I arrived in Milan from the U.S. (via Dublin) at about 11:00 in the morning and I wasn’t feeling so good. I had a low grade, but persistent pain right below my rib cage. Thankfully I had recently had a full exam with my cardiologist so I wasn’t worried about heart trouble, but as I stumbled around Milan waiting for my apartment to be available, exhausted from an overnight flight, with this gut ache, I did kind of wish I was back home in my bed.
When I did get into my apartment just after 3:00, I pretty much crawled right into bed. I ended up taking a six-hour nap, woke up for about two hours and then slept from 11:00 pm to 11:00 am. Eighteen hours of sleep in a 24-hour period. This is unheard of for me. Even when I can sleep in, I rarely can get more than 7 hours of sleep at a time. And when I woke up my gut ache was worse. I had a private tour of the Duomo booked that afternoon and after that a dinner party with a bunch of Italians I had never met before. When I got back to my apartment that night and talked to John on the phone he suggested I try the equivalent of Prevacid. Thankfully there was a pharmacy not too far from my apartment that was open until 1:00 am–and on a Sunday no less.
Although each day I felt a bit better than the previous day, it took about four days for the Lansoprazolo to really kick in. And it wasn’t until a good five days into my trip before I started to feel normal. This meant that I ate much, much less than I would have normally. I ended up actually loosing two pounds on the trip.
When I still was only half better I had panzerotti which are kind of like a cross between a donut and squishy bread and a calzone and filled with cheese and prosciutto. It was so, so, good.

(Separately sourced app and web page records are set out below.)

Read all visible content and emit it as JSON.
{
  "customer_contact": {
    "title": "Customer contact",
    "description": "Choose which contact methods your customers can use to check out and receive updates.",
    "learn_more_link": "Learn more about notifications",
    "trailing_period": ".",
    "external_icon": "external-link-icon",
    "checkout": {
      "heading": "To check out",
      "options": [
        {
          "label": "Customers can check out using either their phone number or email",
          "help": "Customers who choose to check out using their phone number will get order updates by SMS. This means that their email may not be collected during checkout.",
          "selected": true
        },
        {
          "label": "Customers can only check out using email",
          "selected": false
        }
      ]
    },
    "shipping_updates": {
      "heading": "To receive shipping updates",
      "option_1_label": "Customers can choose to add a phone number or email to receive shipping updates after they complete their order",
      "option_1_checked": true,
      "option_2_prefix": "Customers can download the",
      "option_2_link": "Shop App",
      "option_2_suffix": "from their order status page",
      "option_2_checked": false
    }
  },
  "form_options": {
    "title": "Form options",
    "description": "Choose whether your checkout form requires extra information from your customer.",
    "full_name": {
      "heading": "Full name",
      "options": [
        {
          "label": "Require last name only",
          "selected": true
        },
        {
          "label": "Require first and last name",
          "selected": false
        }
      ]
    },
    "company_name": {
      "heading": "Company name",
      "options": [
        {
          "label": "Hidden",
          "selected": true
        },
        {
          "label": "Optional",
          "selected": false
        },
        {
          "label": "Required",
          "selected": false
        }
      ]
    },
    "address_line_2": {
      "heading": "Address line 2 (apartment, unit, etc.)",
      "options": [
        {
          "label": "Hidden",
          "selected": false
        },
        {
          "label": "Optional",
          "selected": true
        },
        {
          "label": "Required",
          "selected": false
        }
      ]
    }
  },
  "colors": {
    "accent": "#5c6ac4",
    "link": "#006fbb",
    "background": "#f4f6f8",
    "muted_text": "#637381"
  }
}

I avoided red sauce, but I couldn’t avoid pasta. At least I didn’t want to avoid pasta. And European Fanta is so much better than U.S. Fanta.
I did see the sights and I had about 10-hours of private tours given mainly in Italian, but more on that later.
And I did some some shopping. Two pair of shoes, and a Missoni scarf I decided to wear when I went to the Armani Museum.
And on my first day of feeling fine, I went out for a meal that included some red sauce and a very full pour of wine.
Followed by a craving for gelato, but the gelato place across the street also had crepes so I had one filled with Nutella (and then followed it up with a gelato).
And I wish I could have brought home a case of these Sicilian clementines. They were so good. At home we rate all citrus on a 10-point scale with a five being just the tipping point from edible to delicious. These were all 9s and 10s.
I will have more to say about this trip in the coming days. Stay tuned.